Nine advanced trainers BAE SYSTEMS Hawk T. Mk.1 aircraft are flown by the Royal Air Force Aerobatic Team, The Red Arrows. At the moment, they are stationed at RAF Scampton in Lincolnshire.
The Team Manager, who provides commentary during the demonstration, flies a tenth Red Arrow. The remainder of the crew is likewise photographed from air to air using the 10th Hawk. The Red Arrows have been used to successfully promote the BAE Systems Hawk to foreign clients during international tours.
Red Arrows Relocation
By 2022, RAF Scampton will be shut down, and the Red Arrows will move to a different RAF facility.
The Red Arrows will relocate to RAF Waddington before RAF Scampton closes in late 2022, according to a May 2020 announcement. To perform their displays and conduct training, the team will continue to use the airspace over RAF Scampton.
Since it began operating in 1916 as a Royal Flying Corps training site, RAF Waddington has trained hundreds of pilots to fly a diverse range of aircraft. After the War, squadrons began to decline, and in 1920 the Station was placed on a care and maintenance basis.
Waddington is currently one of the RAF's busiest operational airfields, with its units and staff supporting missions all over the globe. The Station continues to retain a high reputation and has produced record-breaking air shows up till 2014. It is despite the problematic operational pace.
2016 saw the Station's centennial celebration. Several activities were held to commemorate the anniversary, including unveiling a sculpture showing some of the previous aircraft. Along with RAF Scampton, the Station also exercises the Freedom of Lincoln.
Red Arrows Training
The Red Arrows began practising for the upcoming season nearly as soon as the previous year ended.
Winter training often begins in October with small formations of three or four aircraft. As training advances, the number of formations increases in aircraft number and each pilot files three sorties daily. These flights involve a detailed brief, debrief, and discussion to ensure that safety is a top priority and that the formations are accurate. An entire cycle of these components lasts roughly two hours, including a 30-minute flight.
Winter training continues into mid-March, after which the crew typically relocates abroad to a region with more stable, predictable weather to maximise flying time and perfect the presentation. Exercise Springhawk is what is happening here. Top Royal Air Force commanders evaluate the squad during Springhawk to obtain Public Display authority. If this is granted, the Squadron's pilot dons their renowned red flying suits in place of their green coveralls, and the ground staff is free to don their royal blue show coveralls. Once the season officially starts, the Red Arrows are allowed to perform in public.

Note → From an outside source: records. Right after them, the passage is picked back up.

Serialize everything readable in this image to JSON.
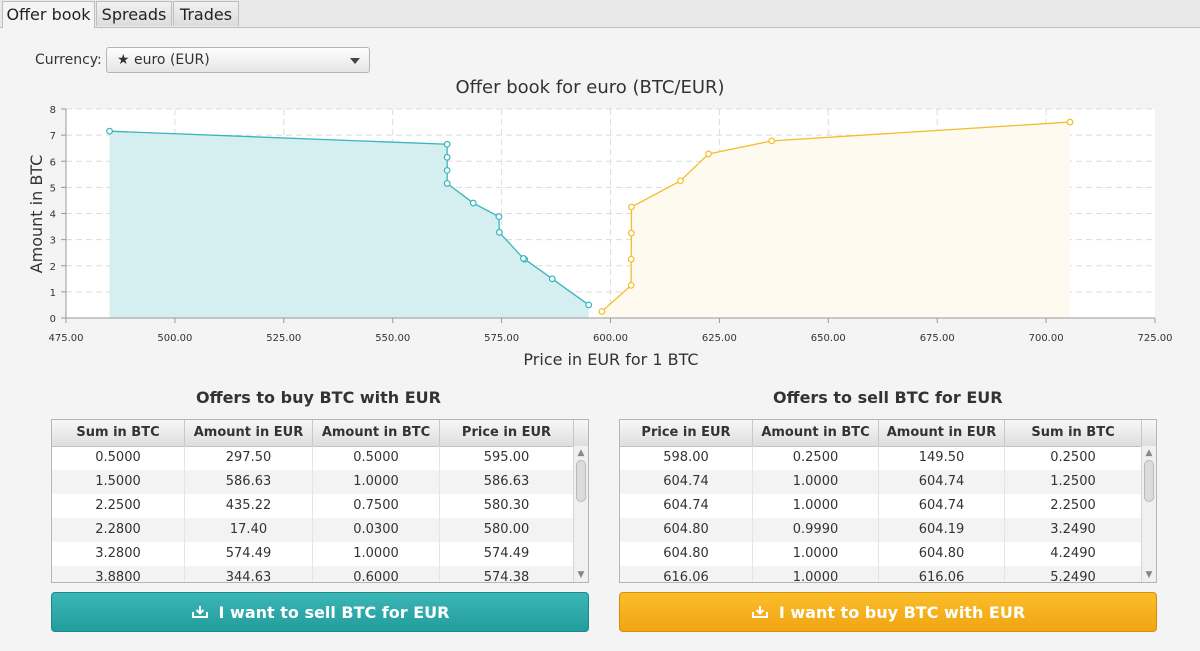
{
  "tabs": [
    {
      "label": "Offer book",
      "active": true
    },
    {
      "label": "Spreads",
      "active": false
    },
    {
      "label": "Trades",
      "active": false
    }
  ],
  "currency": {
    "label": "Currency:",
    "selected": "★ euro (EUR)"
  },
  "chart_data": {
    "type": "area",
    "title": "Offer book for euro (BTC/EUR)",
    "xlabel": "Price in EUR for 1 BTC",
    "ylabel": "Amount in BTC",
    "xlim": [
      475,
      725
    ],
    "ylim": [
      0,
      8
    ],
    "x_ticks": [
      "475.00",
      "500.00",
      "525.00",
      "550.00",
      "575.00",
      "600.00",
      "625.00",
      "650.00",
      "675.00",
      "700.00",
      "725.00"
    ],
    "y_ticks": [
      "0",
      "1",
      "2",
      "3",
      "4",
      "5",
      "6",
      "7",
      "8"
    ],
    "grid": true,
    "series": [
      {
        "color": "#3ab5bd",
        "fill": "#d5eff0",
        "points": [
          [
            595,
            0.5
          ],
          [
            586.63,
            1.5
          ],
          [
            580.3,
            2.25
          ],
          [
            580,
            2.28
          ],
          [
            574.49,
            3.28
          ],
          [
            574.38,
            3.88
          ],
          [
            568.5,
            4.4
          ],
          [
            562.5,
            5.15
          ],
          [
            562.5,
            5.65
          ],
          [
            562.5,
            6.15
          ],
          [
            562.5,
            6.65
          ],
          [
            485,
            7.15
          ]
        ]
      },
      {
        "color": "#f2bd2d",
        "fill": "#fefaf0",
        "points": [
          [
            598,
            0.25
          ],
          [
            604.74,
            1.25
          ],
          [
            604.74,
            2.25
          ],
          [
            604.8,
            3.249
          ],
          [
            604.8,
            4.249
          ],
          [
            616.06,
            5.249
          ],
          [
            622.5,
            6.28
          ],
          [
            637,
            6.78
          ],
          [
            705.5,
            7.5
          ]
        ]
      }
    ]
  },
  "buy_offers": {
    "title": "Offers to buy BTC with EUR",
    "columns": [
      "Sum in BTC",
      "Amount in EUR",
      "Amount in BTC",
      "Price in EUR"
    ],
    "rows": [
      [
        "0.5000",
        "297.50",
        "0.5000",
        "595.00"
      ],
      [
        "1.5000",
        "586.63",
        "1.0000",
        "586.63"
      ],
      [
        "2.2500",
        "435.22",
        "0.7500",
        "580.30"
      ],
      [
        "2.2800",
        "17.40",
        "0.0300",
        "580.00"
      ],
      [
        "3.2800",
        "574.49",
        "1.0000",
        "574.49"
      ],
      [
        "3.8800",
        "344.63",
        "0.6000",
        "574.38"
      ]
    ]
  },
  "sell_offers": {
    "title": "Offers to sell BTC for EUR",
    "columns": [
      "Price in EUR",
      "Amount in BTC",
      "Amount in EUR",
      "Sum in BTC"
    ],
    "rows": [
      [
        "598.00",
        "0.2500",
        "149.50",
        "0.2500"
      ],
      [
        "604.74",
        "1.0000",
        "604.74",
        "1.2500"
      ],
      [
        "604.74",
        "1.0000",
        "604.74",
        "2.2500"
      ],
      [
        "604.80",
        "0.9990",
        "604.19",
        "3.2490"
      ],
      [
        "604.80",
        "1.0000",
        "604.80",
        "4.2490"
      ],
      [
        "616.06",
        "1.0000",
        "616.06",
        "5.2490"
      ]
    ]
  },
  "actions": {
    "sell_label": "I want to sell BTC for EUR",
    "buy_label": "I want to buy BTC with EUR",
    "icon": "download-tray-icon"
  }
}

The Red Arrows
Except for the five years they spent at the RAF College Cranwell between 1995 and 2000, the Red Arrows, founded in 1964, have called Scampton home since 1983.

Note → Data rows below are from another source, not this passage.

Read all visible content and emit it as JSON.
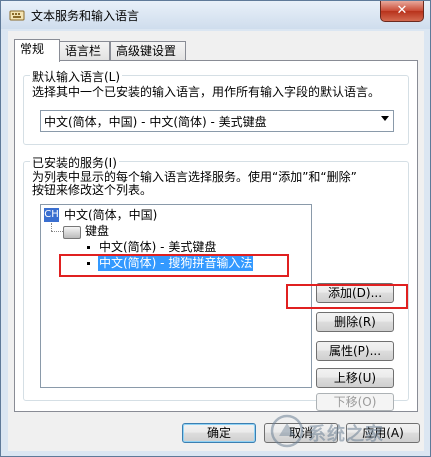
{
  "window": {
    "title": "文本服务和输入语言",
    "close_label": "✕"
  },
  "tabs": [
    {
      "label": "常规",
      "active": true
    },
    {
      "label": "语言栏",
      "active": false
    },
    {
      "label": "高级键设置",
      "active": false
    }
  ],
  "default_language": {
    "group_title": "默认输入语言(L)",
    "description": "选择其中一个已安装的输入语言，用作所有输入字段的默认语言。",
    "selected_value": "中文(简体，中国) - 中文(简体) - 美式键盘"
  },
  "installed_services": {
    "group_title": "已安装的服务(I)",
    "description_line1": "为列表中显示的每个输入语言选择服务。使用“添加”和“删除”",
    "description_line2": "按钮来修改这个列表。",
    "tree": {
      "language_badge": "CH",
      "language": "中文(简体，中国)",
      "category": "键盘",
      "items": [
        {
          "label": "中文(简体) - 美式键盘",
          "selected": false
        },
        {
          "label": "中文(简体) - 搜狗拼音输入法",
          "selected": true
        }
      ]
    },
    "buttons": {
      "add": "添加(D)...",
      "remove": "删除(R)",
      "properties": "属性(P)...",
      "move_up": "上移(U)",
      "move_down": "下移(O)"
    }
  },
  "footer": {
    "ok": "确定",
    "cancel": "取消",
    "apply": "应用(A)"
  },
  "watermark": {
    "text": "系统之家"
  },
  "colors": {
    "highlight_box": "#e02020",
    "selection": "#3399ff"
  }
}
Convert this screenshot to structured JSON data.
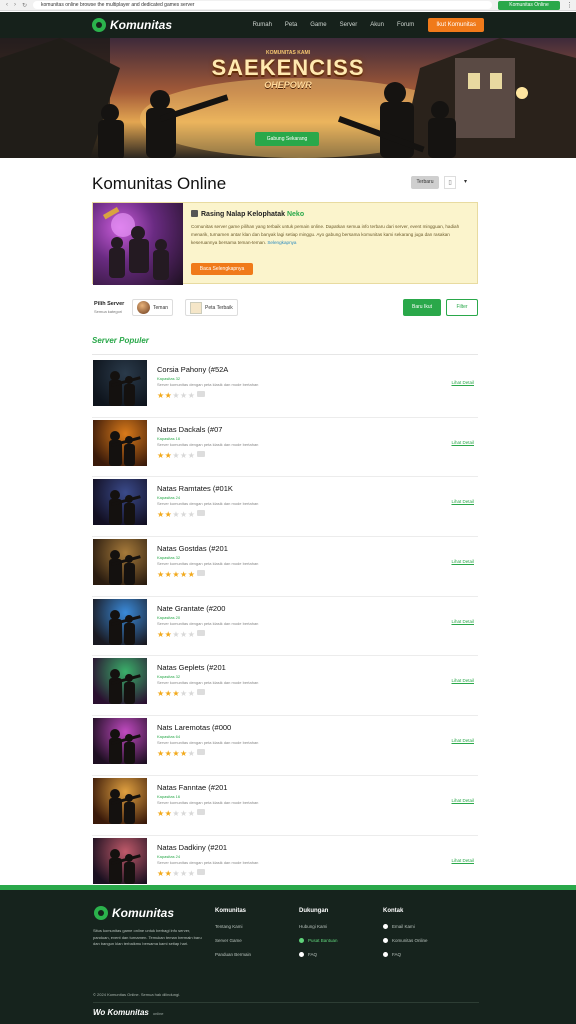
{
  "browser": {
    "url": "komunitas online browse the multiplayer and dedicated games server",
    "extension_label": "Komunitas Online"
  },
  "nav": {
    "brand": "Komunitas",
    "menu": [
      "Rumah",
      "Peta",
      "Game",
      "Server",
      "Akun",
      "Forum"
    ],
    "cta": "Ikut Komunitas"
  },
  "hero": {
    "overline": "KOMUNITAS KAMI",
    "title": "SAEKENCISS",
    "subtitle": "OHEPOWR",
    "cta": "Gabung Sekarang"
  },
  "page": {
    "title": "Komunitas Online",
    "sort_label": "Terbaru",
    "view_icon": "grid-icon"
  },
  "featured": {
    "title_prefix": "Rasing Nalap Kelophatak",
    "title_highlight": "Neko",
    "text": "Comunitas server game pilihan yang terbaik untuk pemain online. Dapatkan semua info terbaru dari server, event mingguan, hadiah menarik, turnamen antar klan dan banyak lagi setiap minggu. Ayo gabung bersama komunitas kami sekarang juga dan rasakan keseruannya bersama teman-teman.",
    "link_text": "Selengkapnya",
    "cta": "Baca Selengkapnya"
  },
  "filters": {
    "label": "Pilih Server",
    "sublabel": "Semua kategori",
    "chip1": "Teman",
    "chip2": "Peta Terbaik",
    "green_btn": "Baru Ikut",
    "outline_btn": "Filter"
  },
  "section": {
    "title": "Server Populer"
  },
  "rows": [
    {
      "title": "Corsia Pahony (#52A",
      "sub": "Kapasitas 32",
      "desc": "Server komunitas dengan peta klasik dan mode bertahan",
      "stars": 2,
      "link": "Lihat Detail"
    },
    {
      "title": "Natas Dackals (#07",
      "sub": "Kapasitas 16",
      "desc": "Server komunitas dengan peta klasik dan mode bertahan",
      "stars": 2,
      "link": "Lihat Detail"
    },
    {
      "title": "Natas Ramtates (#01K",
      "sub": "Kapasitas 24",
      "desc": "Server komunitas dengan peta klasik dan mode bertahan",
      "stars": 2,
      "link": "Lihat Detail"
    },
    {
      "title": "Natas Gostdas (#201",
      "sub": "Kapasitas 32",
      "desc": "Server komunitas dengan peta klasik dan mode bertahan",
      "stars": 5,
      "link": "Lihat Detail"
    },
    {
      "title": "Nate Grantate (#200",
      "sub": "Kapasitas 20",
      "desc": "Server komunitas dengan peta klasik dan mode bertahan",
      "stars": 2,
      "link": "Lihat Detail"
    },
    {
      "title": "Natas Geplets (#201",
      "sub": "Kapasitas 32",
      "desc": "Server komunitas dengan peta klasik dan mode bertahan",
      "stars": 3,
      "link": "Lihat Detail"
    },
    {
      "title": "Nats Laremotas (#000",
      "sub": "Kapasitas 64",
      "desc": "Server komunitas dengan peta klasik dan mode bertahan",
      "stars": 4,
      "link": "Lihat Detail"
    },
    {
      "title": "Natas Fanntae (#201",
      "sub": "Kapasitas 16",
      "desc": "Server komunitas dengan peta klasik dan mode bertahan",
      "stars": 2,
      "link": "Lihat Detail"
    },
    {
      "title": "Natas Dadkiny (#201",
      "sub": "Kapasitas 24",
      "desc": "Server komunitas dengan peta klasik dan mode bertahan",
      "stars": 2,
      "link": "Lihat Detail"
    }
  ],
  "footer": {
    "brand": "Komunitas",
    "about": "Situs komunitas game online untuk berbagi info server, panduan, event dan turnamen. Temukan teman bermain baru dan bangun klan terbaikmu bersama kami setiap hari.",
    "col1": {
      "heading": "Komunitas",
      "items": [
        "Tentang Kami",
        "Server Game",
        "Panduan Bermain"
      ]
    },
    "col2": {
      "heading": "Dukungan",
      "items": [
        "Hubungi Kami",
        "Pusat Bantuan",
        "FAQ"
      ]
    },
    "col3": {
      "heading": "Kontak",
      "items": [
        "Email Kami",
        "Komunitas Online",
        "FAQ"
      ]
    },
    "copyright": "© 2024 Komunitas Online. Semua hak dilindungi.",
    "bottom_brand": "Wo Komunitas",
    "bottom_tag": "online"
  },
  "colors": {
    "accent": "#2aa84a",
    "cta": "#f07a1a",
    "nav_bg": "#16211b",
    "star": "#f2a91c"
  }
}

Scampton's demise has been discussed for years, and it temporarily closed in the middle of the 1990s before reopening.
The Red Arrows were supposed to move to RAF Waddington, according to a May 2008 announcement from the MOD. However, that plan was reevaluated in December 2011, and the Government announced in June 2012 that the Red Arrows would stay at RAF Scampton until at least the end of the decade, and the runway was resurfaced.
The base would then be shut down by 2022, and the Reds would eventually be transferred, the MOD confirmed in July 2018.
The Ministry of Defence has also stated that as part of the RAF Scampton shutdown, it will investigate options for preserving the facility's unique history.
The base served as the home of 617 Squadron, which Guy Gibson led during the Second World War from RAF Scampton during the infamous dam raids on Germany.
During the Cold War, Vulcan bombers were stationed there to defend Britain from the threat of nuclear Armageddon.